an instrument simulator. Finally, they review that process. So while Odyssey was
undergoing orbit insertion and aerobraking, specific MARIE team members
continued their troubleshooting efforts offline.

"The space radiation environment is extremely harsh," reminds Cleghorn. "You can
have what is called a single event upset — where a single particle hits the
wrong bit on your CPU, and that can flip the bits," he says. The results of
tests seem to indicate that the problem may have been related to a memory error
in MARIE’s onboard software.

Now, as Odyssey orbits Mars, MARIE’s spectrometer – which has a 68-degree
field of view – is sweeping through the sky and measuring the radiation field.

This, says Cleghorn, is what MARIE’s first data sets have revealed:

o The radiation exposure in the transit period was "approximately double" that
which the astronauts are receiving on the International Space Station (ISS).

o The exposure to the heavy nuclei, up to and including iron nuclei, is
"approximately three times" what the astronauts are receiving on the ISS.
heavy nuclei are more dangerous and of considerable concern, in terms of
space flight.)

In addition, scientists also infer from MARIE data that on the surface of Mars,
the radiation is comparable to the exposure the astronauts are receiving in the
space station, Cleghorn adds, "although the charge composition – the elemental
composition — is different."

"These problems, of course, must be addressed," Cleghorn says. "They are not
insurmountable, but it’s going to take a lot of clever study and clever
engineering to make space flight safe given the ground rules we have now."

MARIE measures an energy spectrum that reveals how many particles are detected
with each energy.

Although high energy radiation exists in Earth’s upper atmosphere – and humans
are exposed to small amounts of it while in flight on commercial airliners —
the Earth’s atmosphere and protective magnetosphere prevent most of the harmful
radiation from reaching the surface of our planet.

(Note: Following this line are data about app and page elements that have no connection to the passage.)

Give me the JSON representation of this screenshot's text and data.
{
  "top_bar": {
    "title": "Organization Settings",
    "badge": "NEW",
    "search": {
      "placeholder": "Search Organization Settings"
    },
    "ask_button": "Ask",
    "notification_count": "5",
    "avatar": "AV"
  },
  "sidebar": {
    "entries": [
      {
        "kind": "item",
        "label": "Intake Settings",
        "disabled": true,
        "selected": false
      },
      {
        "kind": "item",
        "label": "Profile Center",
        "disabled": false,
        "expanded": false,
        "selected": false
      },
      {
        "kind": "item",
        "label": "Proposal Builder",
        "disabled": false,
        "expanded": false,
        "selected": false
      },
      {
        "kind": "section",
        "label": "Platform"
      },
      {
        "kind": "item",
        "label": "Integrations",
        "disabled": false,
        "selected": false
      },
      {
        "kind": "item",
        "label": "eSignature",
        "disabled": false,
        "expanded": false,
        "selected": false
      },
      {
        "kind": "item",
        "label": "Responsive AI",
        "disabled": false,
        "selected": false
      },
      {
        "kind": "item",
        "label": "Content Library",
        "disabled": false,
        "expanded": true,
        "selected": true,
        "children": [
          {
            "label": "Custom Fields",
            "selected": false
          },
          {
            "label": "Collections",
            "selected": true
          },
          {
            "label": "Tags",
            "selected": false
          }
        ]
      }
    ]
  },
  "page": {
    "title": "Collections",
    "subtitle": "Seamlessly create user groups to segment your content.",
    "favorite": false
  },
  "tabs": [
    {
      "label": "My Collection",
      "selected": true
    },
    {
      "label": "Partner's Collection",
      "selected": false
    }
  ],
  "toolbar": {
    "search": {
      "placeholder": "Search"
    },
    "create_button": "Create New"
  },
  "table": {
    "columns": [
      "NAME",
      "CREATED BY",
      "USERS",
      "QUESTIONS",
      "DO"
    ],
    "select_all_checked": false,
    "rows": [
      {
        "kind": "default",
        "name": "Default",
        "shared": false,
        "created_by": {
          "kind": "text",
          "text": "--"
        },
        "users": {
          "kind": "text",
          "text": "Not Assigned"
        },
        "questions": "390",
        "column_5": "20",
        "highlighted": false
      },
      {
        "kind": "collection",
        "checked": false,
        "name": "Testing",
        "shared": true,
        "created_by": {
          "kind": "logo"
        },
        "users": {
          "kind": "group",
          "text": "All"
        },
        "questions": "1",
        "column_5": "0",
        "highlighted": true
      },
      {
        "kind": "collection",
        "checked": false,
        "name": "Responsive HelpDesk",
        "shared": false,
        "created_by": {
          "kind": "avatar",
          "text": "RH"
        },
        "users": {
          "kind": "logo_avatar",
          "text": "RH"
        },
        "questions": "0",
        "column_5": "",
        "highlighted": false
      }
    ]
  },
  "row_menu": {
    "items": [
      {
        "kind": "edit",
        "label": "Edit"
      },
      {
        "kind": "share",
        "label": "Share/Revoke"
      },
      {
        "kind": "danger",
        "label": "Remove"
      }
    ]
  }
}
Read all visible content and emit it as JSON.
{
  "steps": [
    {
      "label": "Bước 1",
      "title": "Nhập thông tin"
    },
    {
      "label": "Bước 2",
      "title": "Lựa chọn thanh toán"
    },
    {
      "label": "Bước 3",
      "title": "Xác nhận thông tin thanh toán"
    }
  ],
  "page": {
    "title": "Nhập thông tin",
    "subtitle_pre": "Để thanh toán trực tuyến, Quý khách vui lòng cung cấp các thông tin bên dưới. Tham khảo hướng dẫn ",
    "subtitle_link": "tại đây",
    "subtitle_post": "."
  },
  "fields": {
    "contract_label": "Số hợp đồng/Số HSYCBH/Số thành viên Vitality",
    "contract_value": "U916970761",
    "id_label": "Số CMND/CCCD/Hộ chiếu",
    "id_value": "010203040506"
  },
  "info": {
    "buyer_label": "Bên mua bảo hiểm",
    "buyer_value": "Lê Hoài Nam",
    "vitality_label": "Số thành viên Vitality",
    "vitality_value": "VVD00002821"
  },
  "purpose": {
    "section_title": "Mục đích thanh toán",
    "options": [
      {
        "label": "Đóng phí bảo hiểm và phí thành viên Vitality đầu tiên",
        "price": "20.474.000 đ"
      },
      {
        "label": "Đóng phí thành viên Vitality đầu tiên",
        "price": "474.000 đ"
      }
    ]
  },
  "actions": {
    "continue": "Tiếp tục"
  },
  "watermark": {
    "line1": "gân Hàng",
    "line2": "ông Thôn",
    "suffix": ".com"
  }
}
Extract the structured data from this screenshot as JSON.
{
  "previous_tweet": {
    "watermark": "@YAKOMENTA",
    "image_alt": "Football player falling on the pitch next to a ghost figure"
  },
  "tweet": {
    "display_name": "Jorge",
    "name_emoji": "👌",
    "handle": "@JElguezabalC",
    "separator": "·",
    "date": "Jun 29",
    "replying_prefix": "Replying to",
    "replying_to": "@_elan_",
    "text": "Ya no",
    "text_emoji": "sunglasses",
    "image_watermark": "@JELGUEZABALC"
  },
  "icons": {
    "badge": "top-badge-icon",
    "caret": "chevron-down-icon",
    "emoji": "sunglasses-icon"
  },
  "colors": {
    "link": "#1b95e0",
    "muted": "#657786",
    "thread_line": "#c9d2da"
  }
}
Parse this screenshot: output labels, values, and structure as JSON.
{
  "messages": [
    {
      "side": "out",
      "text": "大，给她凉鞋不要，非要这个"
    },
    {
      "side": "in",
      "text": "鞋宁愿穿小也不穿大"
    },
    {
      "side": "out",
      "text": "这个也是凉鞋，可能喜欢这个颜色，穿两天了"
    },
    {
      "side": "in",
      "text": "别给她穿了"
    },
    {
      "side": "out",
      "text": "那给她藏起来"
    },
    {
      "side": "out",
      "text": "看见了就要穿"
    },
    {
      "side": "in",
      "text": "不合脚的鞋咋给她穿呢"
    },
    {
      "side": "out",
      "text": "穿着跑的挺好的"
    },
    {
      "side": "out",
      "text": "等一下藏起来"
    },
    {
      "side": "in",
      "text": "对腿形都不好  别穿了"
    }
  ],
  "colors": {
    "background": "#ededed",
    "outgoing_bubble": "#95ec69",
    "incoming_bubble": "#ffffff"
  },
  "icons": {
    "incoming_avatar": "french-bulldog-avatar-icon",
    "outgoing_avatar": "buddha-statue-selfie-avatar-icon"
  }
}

Mars, on the other hand, has
an atmosphere that is less than one percent as thick as Earth’s and the Red
Planet has no global magnetic field to shield it from solar flares and cosmic

While similar instruments fly now on the space shuttles and on the international
space station, MARIE is the first radiation sleuth to have ventured out from
Earth’s protective magnetosphere. With her glitch now corrected, mission
scientists are optimistic that she will reward them with more data.

"We have accomplished a lot of good things," offers Gibbs. "We have traveled 470
million kilometers to Mars and we hit our target within 750 meters – it was a
bulls eye. We did aerobraking and without going into detail there was a lot we
did and did well. I was afraid we were going to be a mission with an asterisk,
but now we’ve removed the asterisk and I am ecstatic."

Cleghorn cautiously agrees. "Anything, of course, can happen," he says. "But we
are going to get data."

Now that MARIE is once again at work, Cleghorn says, "I am overjoyed. I only
wish that Gautam could have seen it."

The Mars Odyssey orbiter was launched April 7, 2001 from Cape Canaveral.